OpenAI CEO Sam Altman admitted the tool has 'serious weaknesses and sometimes makes very silly mistakes.'

Operator: OpenAI; Microsoft
Developer: OpenAI

Country: USA

Sector: Multiple

Purpose: Generate text

Technology: Large language model (LLM); NLP/text analysis; Neural network; Deep learning; Machine learning
Issue: Governance; Accuracy/reliability; Bias/discrimination - multiple; Dual/multi-use; Safety; Employment; Environment

Transparency: Governance; Black box

Risks and harms


GPT-3 is seen to be useful for summarising or simplifying text. Yet it has been shown to make basic errors, lack common sense and empathy, and repeat or contradict itself in lengthy passages of text.


GPT-3 has been shown to emit sexist and racist language, including anti-Muslim and anti-Semitic screeds. 


GPT-3 was built using Common Crawl data, meaning it incorporates web pages, posts, copyrighted articles and books from the BBC, The New York Times, and others, according to TechCrunch.


GPT-3 is prone to 'hallucinate' and invent realistic-looking information based on its training data. 


GPT-3 has been shown to be capable of spouting offensive and hateful content. 
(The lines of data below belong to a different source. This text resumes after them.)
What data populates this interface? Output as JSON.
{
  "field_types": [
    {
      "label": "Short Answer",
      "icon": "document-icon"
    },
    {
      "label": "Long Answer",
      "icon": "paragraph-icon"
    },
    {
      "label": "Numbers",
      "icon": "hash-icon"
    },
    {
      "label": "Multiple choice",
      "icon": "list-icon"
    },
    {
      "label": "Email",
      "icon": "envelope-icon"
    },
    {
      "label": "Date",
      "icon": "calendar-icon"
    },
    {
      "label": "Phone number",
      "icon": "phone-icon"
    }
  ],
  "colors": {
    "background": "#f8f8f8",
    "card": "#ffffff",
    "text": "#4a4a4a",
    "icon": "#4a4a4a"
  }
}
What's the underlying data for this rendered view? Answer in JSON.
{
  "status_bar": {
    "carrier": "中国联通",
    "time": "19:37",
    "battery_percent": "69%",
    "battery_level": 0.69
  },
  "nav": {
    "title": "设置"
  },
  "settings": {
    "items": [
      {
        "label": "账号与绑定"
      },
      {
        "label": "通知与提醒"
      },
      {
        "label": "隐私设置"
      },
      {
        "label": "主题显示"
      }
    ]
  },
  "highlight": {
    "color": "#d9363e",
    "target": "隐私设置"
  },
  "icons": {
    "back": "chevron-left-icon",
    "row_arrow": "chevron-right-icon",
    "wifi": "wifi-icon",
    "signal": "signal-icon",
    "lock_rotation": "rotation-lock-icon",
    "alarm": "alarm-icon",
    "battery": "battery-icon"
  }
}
Large language models such as GPT-3 have been criticised for their impact on carbon emissions, including by Google researchers (who subsequently lost their jobs).

Business model

In September 2020, Microsoft licensed 'exclusive' use of GPT-3's underlying code, allowing it to embed, repurpose, and modify the model as it pleases.

The deal was seen as further confirmation of Open AI's move away from its non-profit status and declared mission to 'ensure that artificial general intelligence benefits all of humanity' to a more commercial model. 

It also reinforced concerns over Microsoft's potential sway over Open AI, and the concentration of power amongst a few technology companies.


In January 2023, Time journalist Billy Perrigo revealed that OpenAI used Kenyan workers being paid less than USD 2 an hour to de-toxify GPT-3 and Open AI's ChatGPT

According to Perrigo, 'the work’s traumatic nature eventually led Sama to cancel all its work for OpenAI in February 2022, eight months earlier than planned.'


Open AI laid the ground for GPT-3 by publishing a research paper Language Models are Few-Shot Learners which highlighted a number of the risks and harms associated with its model. 

However, the company's decision to grant access to the model to a few select researchers rather than release GPT-3's algorithm to the general public proved controversial, with some seeing it as 'unscientific' and 'opaque', whilst others saw it as necessary given its scale and potential for serious and widespread harm.

Equally, a number of commentators figured Open AI's decision to operate a de facto black box likely reflected its inability to fully understand its model, and a commercial desire to protect its IP.

Research, advocacy

Page info
Type: System
Published: January 2023
Last updated: April 2023